File Photo: Egypt will be affected by global market performance: World Bank senior economist says (Photo: AFP)
Egypt's strong reforms on the fiscal and energy fronts can help its growth rate reach 5.5 percent in FY 2019/2020, according to the World Bank (WB) annual report.
The bank's projection for Egypt came in Sync with the Egyptian government's own announced target of 5.6 percent growth for this year.
The WB explained that it disbursed $62.3 billion in 2018 in loans, grants, equity investments, and guarantees to partner countries and private businesses in developing countries.
Sub-Saharan Africa took the lion's share of these expenditures with $18.4 billion, while the Middle East came in second with $8.2 billion.
For the Middle East and North Africa, the report mentioned that growth in the region is anticipated to be a modest 1.5 percent in 2019, down from 1.6 percent in 2018, largely due to weaker global growth and global financial market volatility.
Real per capita growth across the region will be 0.1 percent, improving slightly on 2018’s decline of 0.2 percent.

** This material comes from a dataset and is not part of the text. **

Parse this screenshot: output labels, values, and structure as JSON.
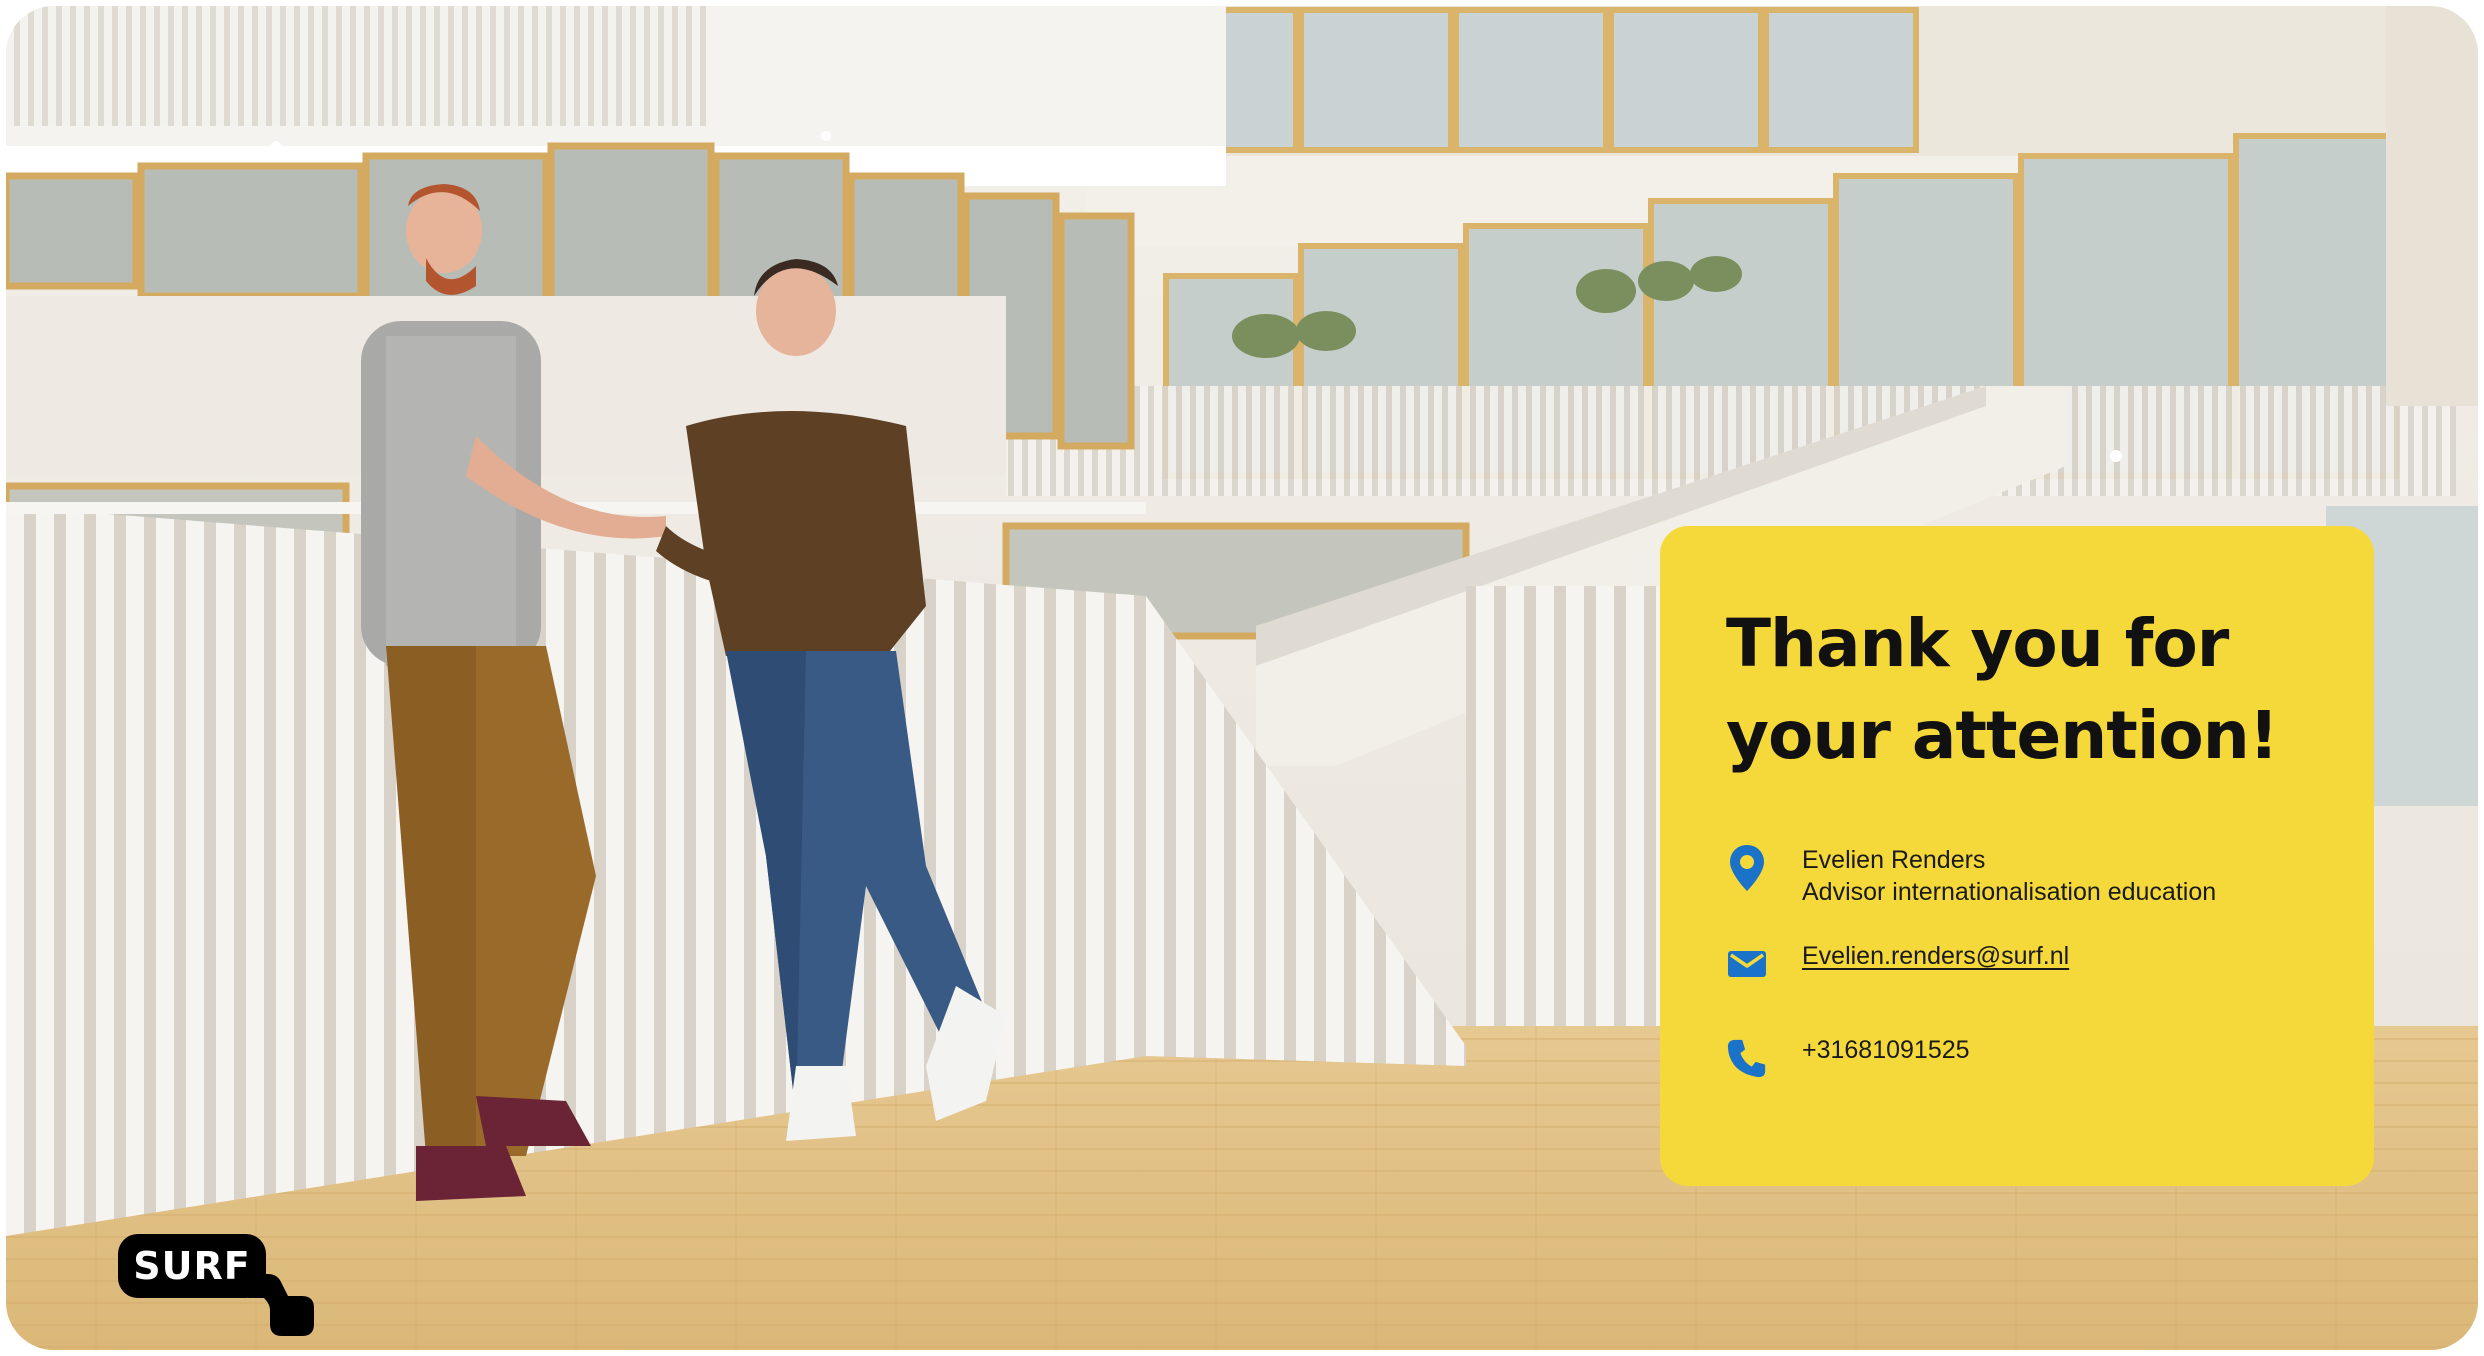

"Conflict continues in the Republic of Yemen and Libya and, though diminished, in Syria as well. This has contributed to an increase in the region’s extreme poverty rate, which nearly doubled from 2.7 percent in 2011 to 5 percent in 2015. Iraq’s recovery and reconstruction efforts are moving forward, if slowly," the report said.
The World Bank, according the report, approved $5.5 billion in lending to the region over 19 operations in fiscal 2019, including $4.9 billion in International Bank for Reconstruction and Development (IBRD) loans and $611 million in International Development Association (IDA) commitments.

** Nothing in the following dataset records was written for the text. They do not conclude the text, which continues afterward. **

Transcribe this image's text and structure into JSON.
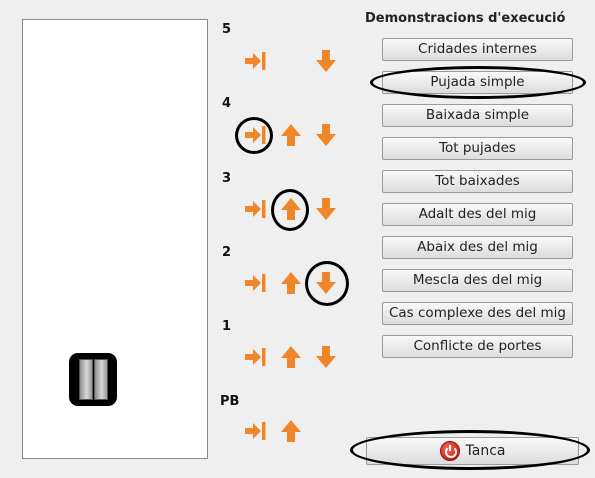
{
  "shaft": {
    "floors": [
      "5",
      "4",
      "3",
      "2",
      "1",
      "PB"
    ]
  },
  "panel": {
    "title": "Demonstracions d'execució",
    "buttons": [
      "Cridades internes",
      "Pujada simple",
      "Baixada simple",
      "Tot pujades",
      "Tot baixades",
      "Adalt des del mig",
      "Abaix des del mig",
      "Mescla des del mig",
      "Cas complexe des del mig",
      "Conflicte de portes"
    ],
    "close_label": "Tanca"
  },
  "icons": {
    "cabin_call": "arrow-to-bar-icon",
    "up": "up-arrow-icon",
    "down": "down-arrow-icon",
    "close": "power-icon"
  },
  "colors": {
    "arrow_orange": "#f0862a",
    "highlight": "#000000",
    "power_red": "#d9342a"
  }
}
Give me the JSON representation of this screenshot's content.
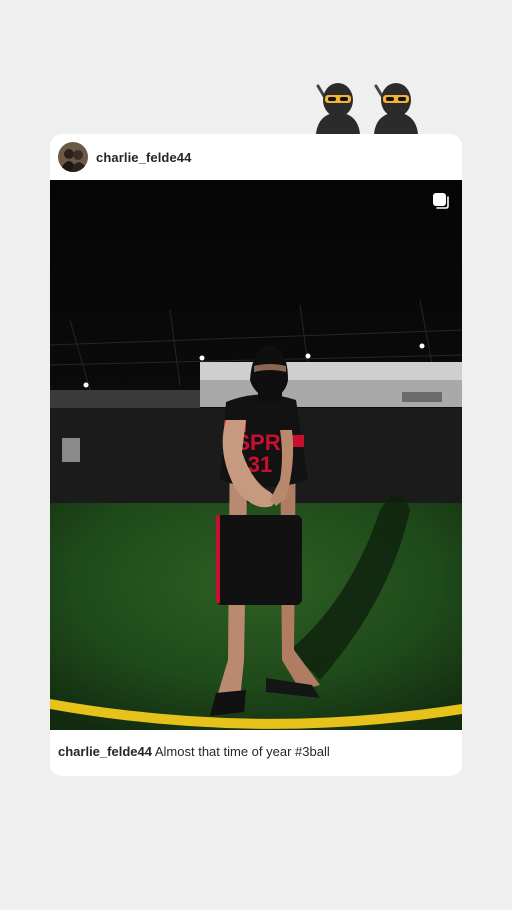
{
  "stickers": [
    {
      "icon": "ninja-emoji"
    },
    {
      "icon": "ninja-emoji"
    }
  ],
  "post": {
    "username": "charlie_felde44",
    "avatar_icon": "profile-avatar",
    "multi_icon": "carousel-icon",
    "caption": {
      "username": "charlie_felde44",
      "text": "Almost that time of year #3ball"
    }
  },
  "colors": {
    "background": "#efefef",
    "card": "#ffffff",
    "text": "#262626",
    "turf": "#1f4a1a",
    "field_line": "#e6c21a",
    "jersey_red": "#c8102e"
  }
}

Revenue from Reimbursable Advisory Services agreements, including with countries from the Gulf Cooperation Council (GCC), was around $56 million.
"Our regional strategy has the promotion of peace and social stability at its core. It has expanded since 2018, with added focus on mobilizing finance for development, human capital, and digital development. It retains the four pillars of forging a new social contract; increasing regional cooperation; building resilience, including addressing the challenges of forcibly displaced people; and supporting recovery and reconstruction. The expanded strategy incorporates the Bank’s three priorities of sustainable and inclusive growth, investment in human capital, and strengthening resilience. Many of our activities include more than one of these pillars, as well as the new areas of focus," the report said.